Mises shows how money had its origin in the market, and how its value is based on its usefulness as a commodity in exchange. Mises presents the case for sound money with no inflation, and presents the beginnings of a full-scale business cycle theory.
by Dickson H. Leavens - The Principia Press
The silver question is an important and controversial one. The purpose of this book is to present in one volume the background and principal developments in the use of silver as money since the beginning of the nineteenth century.
by Donald D. Hester, James Tobin - John Wiley & Sons
This monograph is institutionally oriented -- authors draw on some theoretical developments and seek to apply them to the particular circumstances of various economic units: households, nonfinancial corporations, banks and life insurance companies.
by AP Faure - Bookboon
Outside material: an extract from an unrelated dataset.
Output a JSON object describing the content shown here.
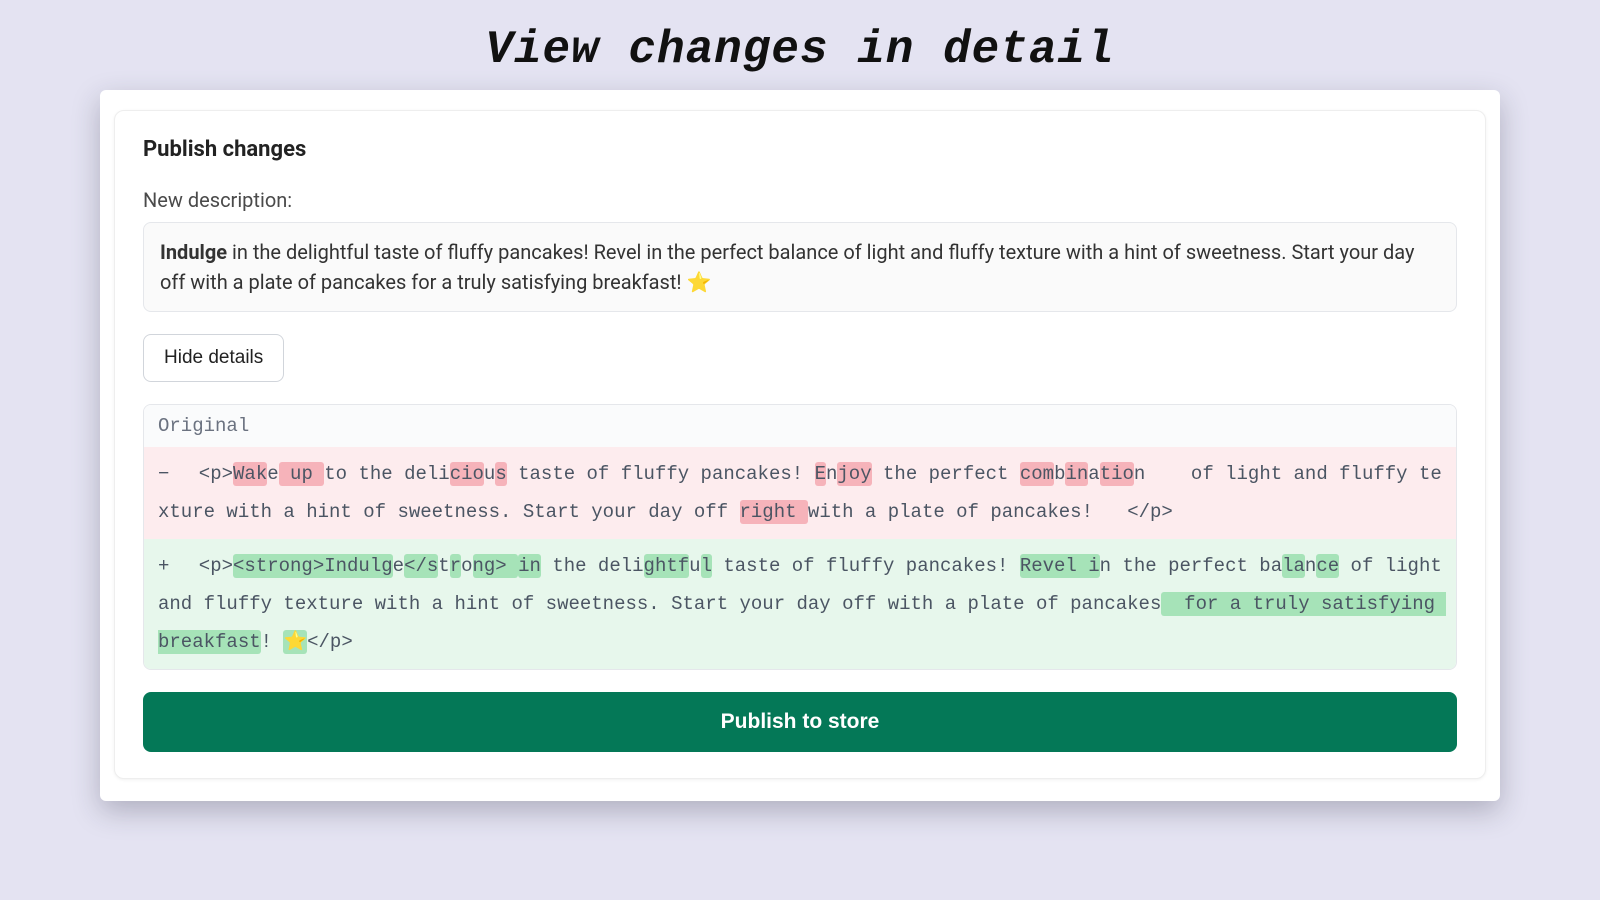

Money market has traditionally been defined as the market for short-term marketable debt instruments, such as commercial paper and treasury bills. It is more than this. It embraces all short-term lending and borrowing, marketable and non-marketable.